> [Exercise objective]: Go through the data and copy each line where the word "Disable" shows up.

─── Records for the task ───

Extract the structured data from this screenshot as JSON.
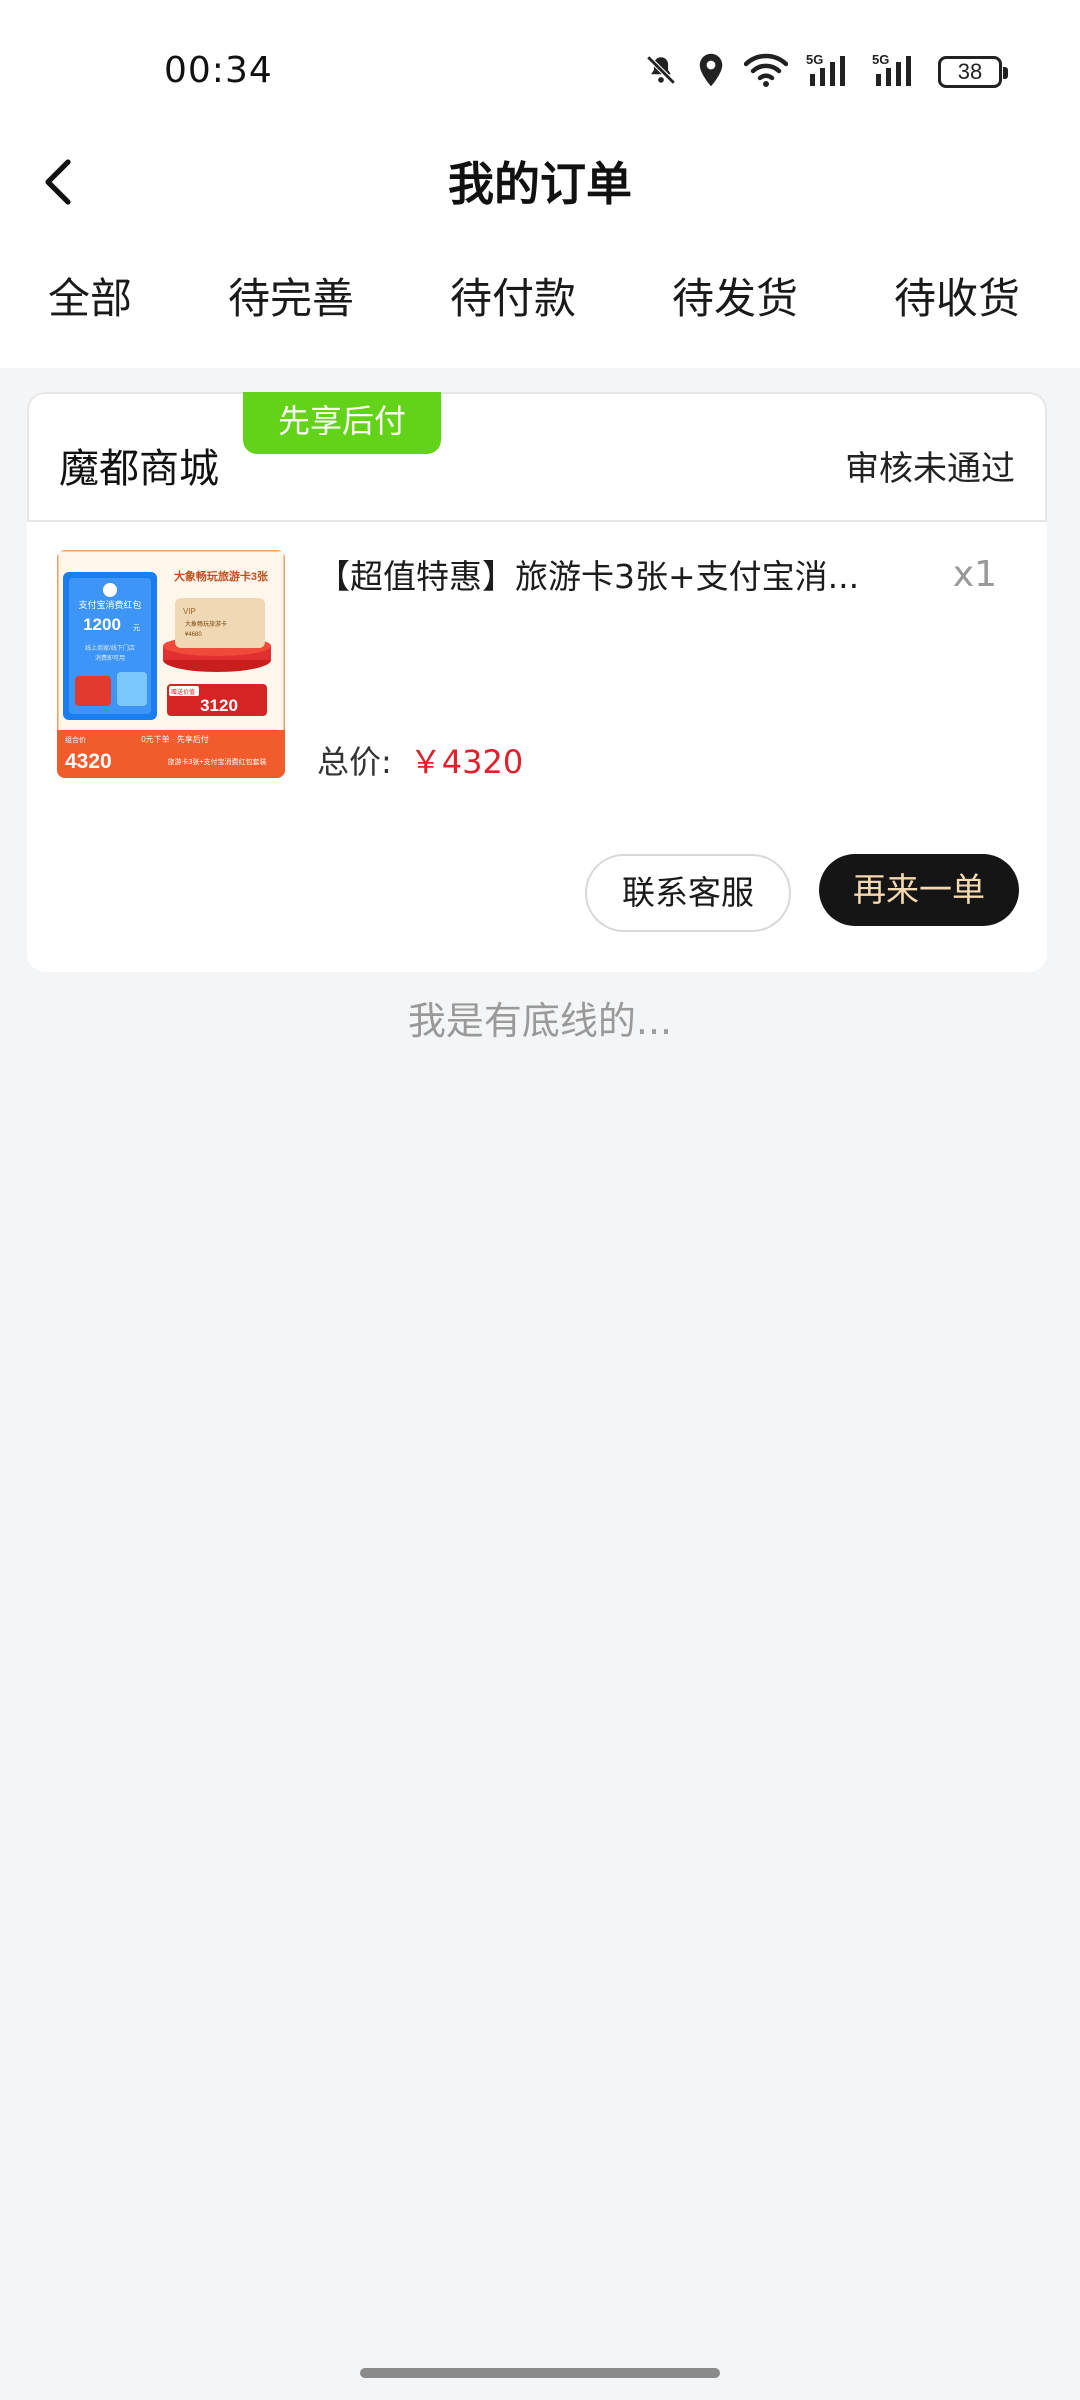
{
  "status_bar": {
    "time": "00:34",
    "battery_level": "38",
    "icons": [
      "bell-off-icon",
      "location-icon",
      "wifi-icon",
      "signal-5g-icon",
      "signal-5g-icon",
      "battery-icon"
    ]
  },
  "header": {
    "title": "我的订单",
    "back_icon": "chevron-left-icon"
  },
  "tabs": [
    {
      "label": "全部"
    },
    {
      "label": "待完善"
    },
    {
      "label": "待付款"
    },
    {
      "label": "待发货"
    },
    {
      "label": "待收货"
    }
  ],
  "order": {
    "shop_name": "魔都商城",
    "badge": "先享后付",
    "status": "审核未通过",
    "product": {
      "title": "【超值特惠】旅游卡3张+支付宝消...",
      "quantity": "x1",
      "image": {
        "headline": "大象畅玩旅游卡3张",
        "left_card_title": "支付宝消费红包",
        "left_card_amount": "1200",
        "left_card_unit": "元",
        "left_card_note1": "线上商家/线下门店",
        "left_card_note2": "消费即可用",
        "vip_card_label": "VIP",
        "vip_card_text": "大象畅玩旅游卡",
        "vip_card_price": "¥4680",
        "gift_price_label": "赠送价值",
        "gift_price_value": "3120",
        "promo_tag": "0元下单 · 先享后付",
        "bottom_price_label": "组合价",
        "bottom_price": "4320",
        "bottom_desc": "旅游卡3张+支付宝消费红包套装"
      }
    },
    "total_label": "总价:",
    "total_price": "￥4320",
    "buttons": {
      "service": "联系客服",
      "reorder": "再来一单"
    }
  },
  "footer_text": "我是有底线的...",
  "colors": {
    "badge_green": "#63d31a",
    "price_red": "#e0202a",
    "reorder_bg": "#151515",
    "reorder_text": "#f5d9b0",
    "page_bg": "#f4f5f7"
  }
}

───
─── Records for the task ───

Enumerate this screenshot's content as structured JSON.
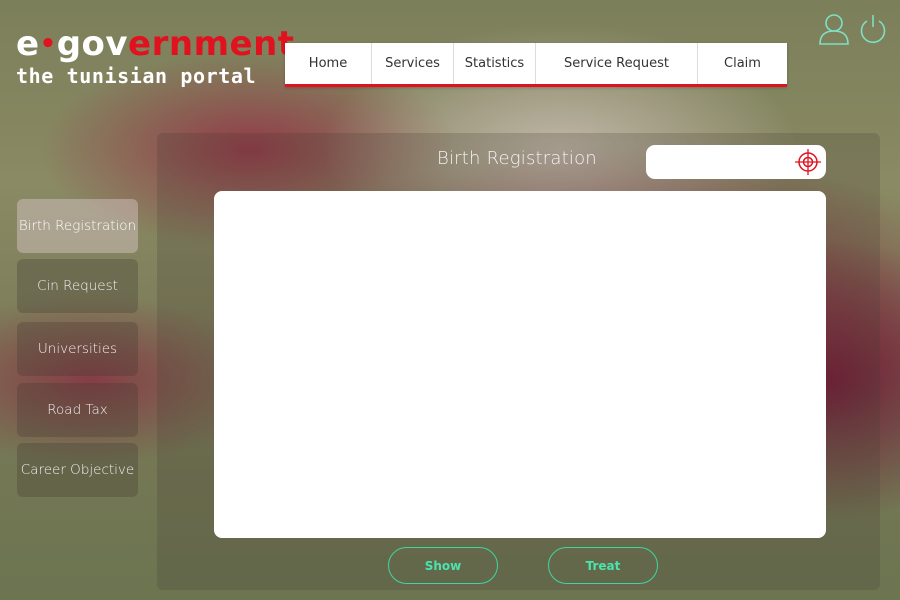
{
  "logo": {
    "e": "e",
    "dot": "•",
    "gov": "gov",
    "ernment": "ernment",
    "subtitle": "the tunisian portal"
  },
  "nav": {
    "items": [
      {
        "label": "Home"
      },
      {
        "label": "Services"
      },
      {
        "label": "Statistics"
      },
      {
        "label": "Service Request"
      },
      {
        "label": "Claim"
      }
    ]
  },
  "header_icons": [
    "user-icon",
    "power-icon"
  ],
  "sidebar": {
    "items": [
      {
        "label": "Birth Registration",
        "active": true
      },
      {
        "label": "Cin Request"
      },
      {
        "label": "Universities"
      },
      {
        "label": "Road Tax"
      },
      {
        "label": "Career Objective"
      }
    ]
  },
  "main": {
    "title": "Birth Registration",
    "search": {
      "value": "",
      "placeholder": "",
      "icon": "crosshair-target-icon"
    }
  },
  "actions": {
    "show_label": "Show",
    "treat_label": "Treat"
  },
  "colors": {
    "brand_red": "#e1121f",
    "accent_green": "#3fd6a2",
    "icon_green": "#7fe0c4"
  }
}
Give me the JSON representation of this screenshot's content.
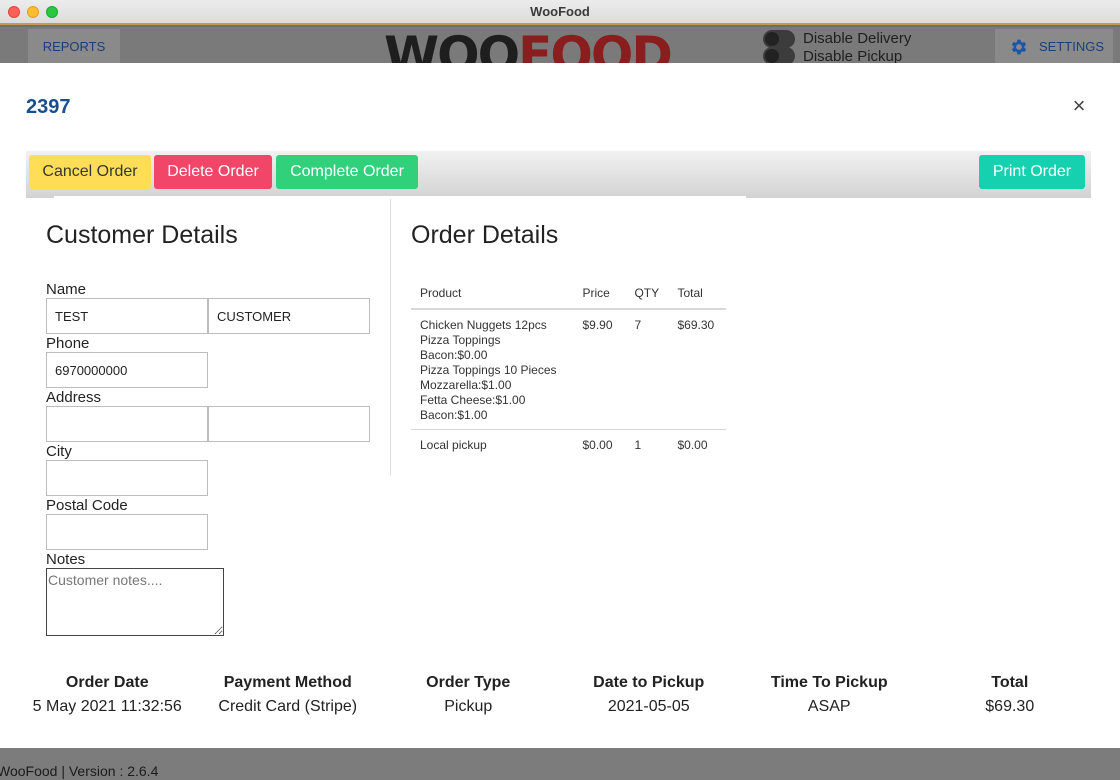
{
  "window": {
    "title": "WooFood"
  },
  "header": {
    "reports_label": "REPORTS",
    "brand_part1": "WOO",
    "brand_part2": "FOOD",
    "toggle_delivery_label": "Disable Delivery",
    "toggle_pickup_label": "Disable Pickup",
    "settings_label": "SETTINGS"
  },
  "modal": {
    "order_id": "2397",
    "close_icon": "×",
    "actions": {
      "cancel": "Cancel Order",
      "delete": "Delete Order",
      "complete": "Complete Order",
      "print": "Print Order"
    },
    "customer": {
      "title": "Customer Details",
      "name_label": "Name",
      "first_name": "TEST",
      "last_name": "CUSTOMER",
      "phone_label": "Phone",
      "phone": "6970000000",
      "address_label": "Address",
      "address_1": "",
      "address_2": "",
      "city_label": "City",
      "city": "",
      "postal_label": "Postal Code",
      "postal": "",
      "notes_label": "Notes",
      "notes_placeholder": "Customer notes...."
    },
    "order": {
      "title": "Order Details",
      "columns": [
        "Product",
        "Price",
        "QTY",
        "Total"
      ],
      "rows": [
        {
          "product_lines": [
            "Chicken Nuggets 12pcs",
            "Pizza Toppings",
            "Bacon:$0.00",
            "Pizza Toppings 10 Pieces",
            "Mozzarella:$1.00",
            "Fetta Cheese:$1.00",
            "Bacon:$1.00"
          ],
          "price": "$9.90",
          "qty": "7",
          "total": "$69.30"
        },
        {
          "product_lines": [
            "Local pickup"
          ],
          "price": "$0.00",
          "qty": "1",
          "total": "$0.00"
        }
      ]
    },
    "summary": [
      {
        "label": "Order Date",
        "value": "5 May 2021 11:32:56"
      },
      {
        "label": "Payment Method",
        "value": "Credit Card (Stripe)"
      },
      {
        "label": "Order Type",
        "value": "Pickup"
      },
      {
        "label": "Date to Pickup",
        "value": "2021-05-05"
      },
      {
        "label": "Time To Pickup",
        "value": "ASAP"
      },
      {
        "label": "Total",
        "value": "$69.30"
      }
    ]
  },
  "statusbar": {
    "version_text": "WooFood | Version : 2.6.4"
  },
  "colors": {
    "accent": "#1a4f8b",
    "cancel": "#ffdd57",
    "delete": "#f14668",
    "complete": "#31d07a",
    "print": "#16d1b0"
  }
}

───

> [Your solution]:
    "toggle_delivery_label": "Disable Delivery",
    "toggle_pickup_label": "Disable Pickup",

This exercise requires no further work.